No. The giving of notice of resignation by an employee is a unilateral right that brings the employment to an end. It does not depend on the acceptance or rejection by the employer in order to be effective. The effect of giving notice of resignation is to end the contract of employment by effluxion of time at the end of the notice period 1.Q.Is an employee able to retract notice of resignation?
In some circumstances. The general rule is that once an employee has given notice of their resignation, they are not able to withdraw it except with the consent of the employer.
An exception to this would occur in circumstances where the employee has clearly given their resignation in the heat of the moment, and in particular where they have swiftly moved to retract the verbal or written resignation.
If the enterprise agreement allows for demotion as a form of disciplinary action, and the University has complied with its obligations under the agreement, then the demotion will not be a “dismissal” and the staff member will not have access to the unfair dismissal jurisdiction of the Fair Work Commission.
At common law, a demotion will often effectively amount to a termination of employment because the employer is unilaterally changing the contract of employment without the employee’s consent. The Fair Work Act 2009 has gone some way to overriding the common law, by providing that a demotion will not equate to a dismissal if:
• the demotion does not involve a significant reduction in the staff member’s remuneration and duties; and
• the staff member remains employed with the employer.
However, even a demotion that amounts to a significant reduction in remuneration and duties will not be a termination if the employee is covered by an industrial instrument that expressly allows for demotion. The great majority of enterprise agreements at universities allow for demotion as a form of disciplinary action that can be taken following a finding of misconduct or poor performance.
In 2014, the Fair Work Commission dismissed an unfair dismissal application by a university employee who had been demoted following the outcome of a Misconduct Investigation Committee 1. In doing, so, the Commission followed Full Bench authority from a case also involving a university, decided under the previous federal legislation 2.
It should also be noted that if the employee is not covered by an enterprise agreement, but their written contract of employment allows for demotion, then demotion will also not amount to termination 3.
No. The fact that a staff member has been wrongly appointed does not of itself change the fixed-term nature of the employment. However, the consequences for the University can be significant.

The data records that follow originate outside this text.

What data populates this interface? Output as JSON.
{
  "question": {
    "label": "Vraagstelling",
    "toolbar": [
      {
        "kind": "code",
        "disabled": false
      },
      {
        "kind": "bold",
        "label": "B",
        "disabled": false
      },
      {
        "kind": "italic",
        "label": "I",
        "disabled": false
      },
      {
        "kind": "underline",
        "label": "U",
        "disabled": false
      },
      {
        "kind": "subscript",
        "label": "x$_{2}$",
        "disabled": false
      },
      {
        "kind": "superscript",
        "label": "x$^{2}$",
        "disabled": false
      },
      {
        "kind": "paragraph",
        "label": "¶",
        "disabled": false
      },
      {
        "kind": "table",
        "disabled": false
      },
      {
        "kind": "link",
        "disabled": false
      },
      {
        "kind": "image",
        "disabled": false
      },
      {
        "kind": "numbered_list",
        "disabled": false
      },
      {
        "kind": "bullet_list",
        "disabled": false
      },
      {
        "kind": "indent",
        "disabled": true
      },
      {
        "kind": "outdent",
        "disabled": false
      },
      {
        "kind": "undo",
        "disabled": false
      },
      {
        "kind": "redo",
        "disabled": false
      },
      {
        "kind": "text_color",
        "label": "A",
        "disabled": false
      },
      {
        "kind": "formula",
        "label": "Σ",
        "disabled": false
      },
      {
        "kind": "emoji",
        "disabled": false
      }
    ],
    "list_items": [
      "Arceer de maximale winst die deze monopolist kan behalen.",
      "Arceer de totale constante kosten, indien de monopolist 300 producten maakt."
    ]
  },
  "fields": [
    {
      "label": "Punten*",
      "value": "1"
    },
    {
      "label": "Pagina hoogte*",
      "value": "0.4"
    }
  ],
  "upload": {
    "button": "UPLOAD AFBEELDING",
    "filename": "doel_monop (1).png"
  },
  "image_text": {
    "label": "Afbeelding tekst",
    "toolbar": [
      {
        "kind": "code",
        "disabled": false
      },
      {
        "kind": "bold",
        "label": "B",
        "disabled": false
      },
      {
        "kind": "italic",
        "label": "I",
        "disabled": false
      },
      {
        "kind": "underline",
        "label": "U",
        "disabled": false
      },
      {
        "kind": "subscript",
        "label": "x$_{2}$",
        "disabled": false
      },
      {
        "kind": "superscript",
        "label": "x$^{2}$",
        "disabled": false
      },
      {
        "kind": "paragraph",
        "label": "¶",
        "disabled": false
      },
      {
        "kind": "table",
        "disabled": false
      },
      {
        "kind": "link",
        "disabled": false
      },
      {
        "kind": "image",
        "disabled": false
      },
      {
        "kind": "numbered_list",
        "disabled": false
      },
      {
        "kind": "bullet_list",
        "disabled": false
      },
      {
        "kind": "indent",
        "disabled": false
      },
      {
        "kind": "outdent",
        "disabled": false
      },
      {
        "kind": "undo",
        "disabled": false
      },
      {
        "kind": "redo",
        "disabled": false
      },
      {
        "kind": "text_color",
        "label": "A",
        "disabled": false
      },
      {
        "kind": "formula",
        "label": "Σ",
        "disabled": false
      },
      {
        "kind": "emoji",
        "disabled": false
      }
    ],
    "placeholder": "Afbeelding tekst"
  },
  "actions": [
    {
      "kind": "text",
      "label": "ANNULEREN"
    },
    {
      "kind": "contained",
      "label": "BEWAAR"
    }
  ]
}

The staff member, or their union, could bring an action in the Federal Court for breach of the enterprise agreement. This could result in a fine being imposed on the University, but the Court will not rewrite the contract and order that the employment status should be changed from what had been agreed by the parties 1.
Alternatively, the staff member or their union could lodge a dispute in the Fair Work Commission. A Full Bench of FWC has recently held that the Commission does not have jurisdiction to retrospectively alter a fixed-term contract so that it is considered to have been continuing from the outset 2.

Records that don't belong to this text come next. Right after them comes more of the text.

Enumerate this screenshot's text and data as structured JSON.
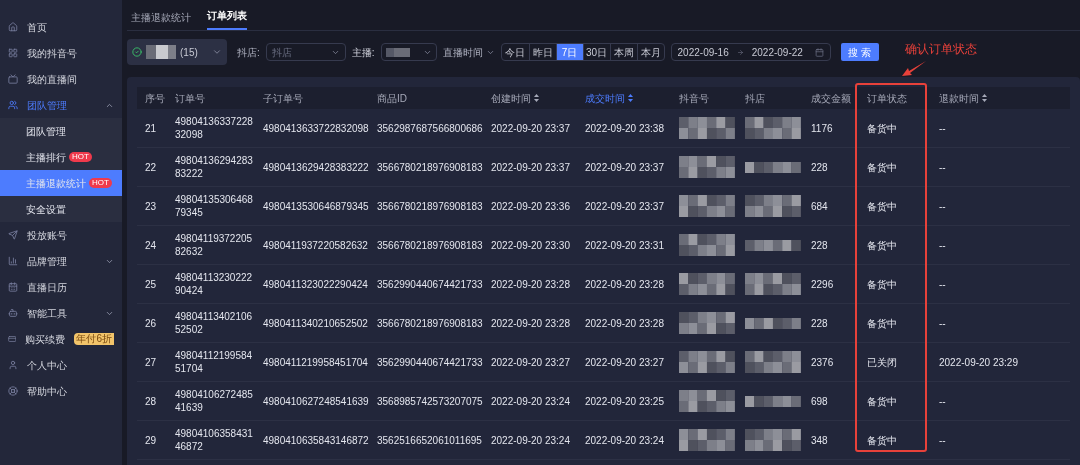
{
  "sidebar": {
    "items": [
      {
        "label": "首页",
        "selected": false
      },
      {
        "label": "我的抖音号",
        "selected": false
      },
      {
        "label": "我的直播间",
        "selected": false
      },
      {
        "label": "团队管理",
        "selected": false,
        "active": true,
        "expanded": true,
        "children": [
          {
            "label": "团队管理",
            "selected": false
          },
          {
            "label": "主播排行",
            "badge": "HOT",
            "selected": false
          },
          {
            "label": "主播退款统计",
            "badge": "HOT",
            "selected": true
          },
          {
            "label": "安全设置",
            "selected": false
          }
        ]
      },
      {
        "label": "投放账号",
        "selected": false
      },
      {
        "label": "品牌管理",
        "selected": false,
        "expanded": false
      },
      {
        "label": "直播日历",
        "selected": false
      },
      {
        "label": "智能工具",
        "selected": false,
        "expanded": false
      },
      {
        "label": "购买续费",
        "selected": false,
        "promo": "年付6折"
      },
      {
        "label": "个人中心",
        "selected": false
      },
      {
        "label": "帮助中心",
        "selected": false
      }
    ]
  },
  "tabs": [
    {
      "label": "主播退款统计",
      "selected": false
    },
    {
      "label": "订单列表",
      "selected": true
    }
  ],
  "filters": {
    "account": {
      "count": "(15)"
    },
    "shop": {
      "label": "抖店:",
      "placeholder": "抖店"
    },
    "anchor": {
      "label": "主播:"
    },
    "time_type": {
      "label": "直播时间"
    },
    "ranges": [
      {
        "label": "今日",
        "selected": false
      },
      {
        "label": "昨日",
        "selected": false
      },
      {
        "label": "7日",
        "selected": true
      },
      {
        "label": "30日",
        "selected": false
      },
      {
        "label": "本周",
        "selected": false
      },
      {
        "label": "本月",
        "selected": false
      }
    ],
    "date_from": "2022-09-16",
    "date_to": "2022-09-22",
    "search": "搜 索"
  },
  "annotation": "确认订单状态",
  "table": {
    "columns": [
      {
        "label": "序号",
        "sortable": false,
        "active": false
      },
      {
        "label": "订单号",
        "sortable": false,
        "active": false
      },
      {
        "label": "子订单号",
        "sortable": false,
        "active": false
      },
      {
        "label": "商品ID",
        "sortable": false,
        "active": false
      },
      {
        "label": "创建时间",
        "sortable": true,
        "active": false
      },
      {
        "label": "成交时间",
        "sortable": true,
        "active": true
      },
      {
        "label": "抖音号",
        "sortable": false,
        "active": false
      },
      {
        "label": "抖店",
        "sortable": false,
        "active": false
      },
      {
        "label": "成交金额",
        "sortable": false,
        "active": false
      },
      {
        "label": "订单状态",
        "sortable": false,
        "active": false
      },
      {
        "label": "退款时间",
        "sortable": true,
        "active": false
      }
    ],
    "rows": [
      {
        "no": "21",
        "order": "4980413633722832098",
        "sub_order": "4980413633722832098",
        "product": "3562987687566800686",
        "created": "2022-09-20 23:37",
        "paid": "2022-09-20 23:38",
        "amount": "1176",
        "status": "备货中",
        "refund": "--"
      },
      {
        "no": "22",
        "order": "4980413629428383222",
        "sub_order": "4980413629428383222",
        "product": "3566780218976908183",
        "created": "2022-09-20 23:37",
        "paid": "2022-09-20 23:37",
        "amount": "228",
        "status": "备货中",
        "refund": "--"
      },
      {
        "no": "23",
        "order": "4980413530646879345",
        "sub_order": "4980413530646879345",
        "product": "3566780218976908183",
        "created": "2022-09-20 23:36",
        "paid": "2022-09-20 23:37",
        "amount": "684",
        "status": "备货中",
        "refund": "--"
      },
      {
        "no": "24",
        "order": "4980411937220582632",
        "sub_order": "4980411937220582632",
        "product": "3566780218976908183",
        "created": "2022-09-20 23:30",
        "paid": "2022-09-20 23:31",
        "amount": "228",
        "status": "备货中",
        "refund": "--"
      },
      {
        "no": "25",
        "order": "4980411323022290424",
        "sub_order": "4980411323022290424",
        "product": "3562990440674421733",
        "created": "2022-09-20 23:28",
        "paid": "2022-09-20 23:28",
        "amount": "2296",
        "status": "备货中",
        "refund": "--"
      },
      {
        "no": "26",
        "order": "4980411340210652502",
        "sub_order": "4980411340210652502",
        "product": "3566780218976908183",
        "created": "2022-09-20 23:28",
        "paid": "2022-09-20 23:28",
        "amount": "228",
        "status": "备货中",
        "refund": "--"
      },
      {
        "no": "27",
        "order": "4980411219958451704",
        "sub_order": "4980411219958451704",
        "product": "3562990440674421733",
        "created": "2022-09-20 23:27",
        "paid": "2022-09-20 23:27",
        "amount": "2376",
        "status": "已关闭",
        "refund": "2022-09-20 23:29"
      },
      {
        "no": "28",
        "order": "4980410627248541639",
        "sub_order": "4980410627248541639",
        "product": "3568985742573207075",
        "created": "2022-09-20 23:24",
        "paid": "2022-09-20 23:25",
        "amount": "698",
        "status": "备货中",
        "refund": "--"
      },
      {
        "no": "29",
        "order": "4980410635843146872",
        "sub_order": "4980410635843146872",
        "product": "3562516652061011695",
        "created": "2022-09-20 23:24",
        "paid": "2022-09-20 23:24",
        "amount": "348",
        "status": "备货中",
        "refund": "--"
      }
    ]
  }
}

However, it is open to FWC to resolve a dispute by requiring the parties to act as if the provisions of the enterprise agreement had been properly applied 3. If there is no constraint in the dispute settling procedure under the enterprise agreement as to the powers that FWC may exercise, this could include ordering the University to re-employ the staff member prospectively on a continuing basis 4.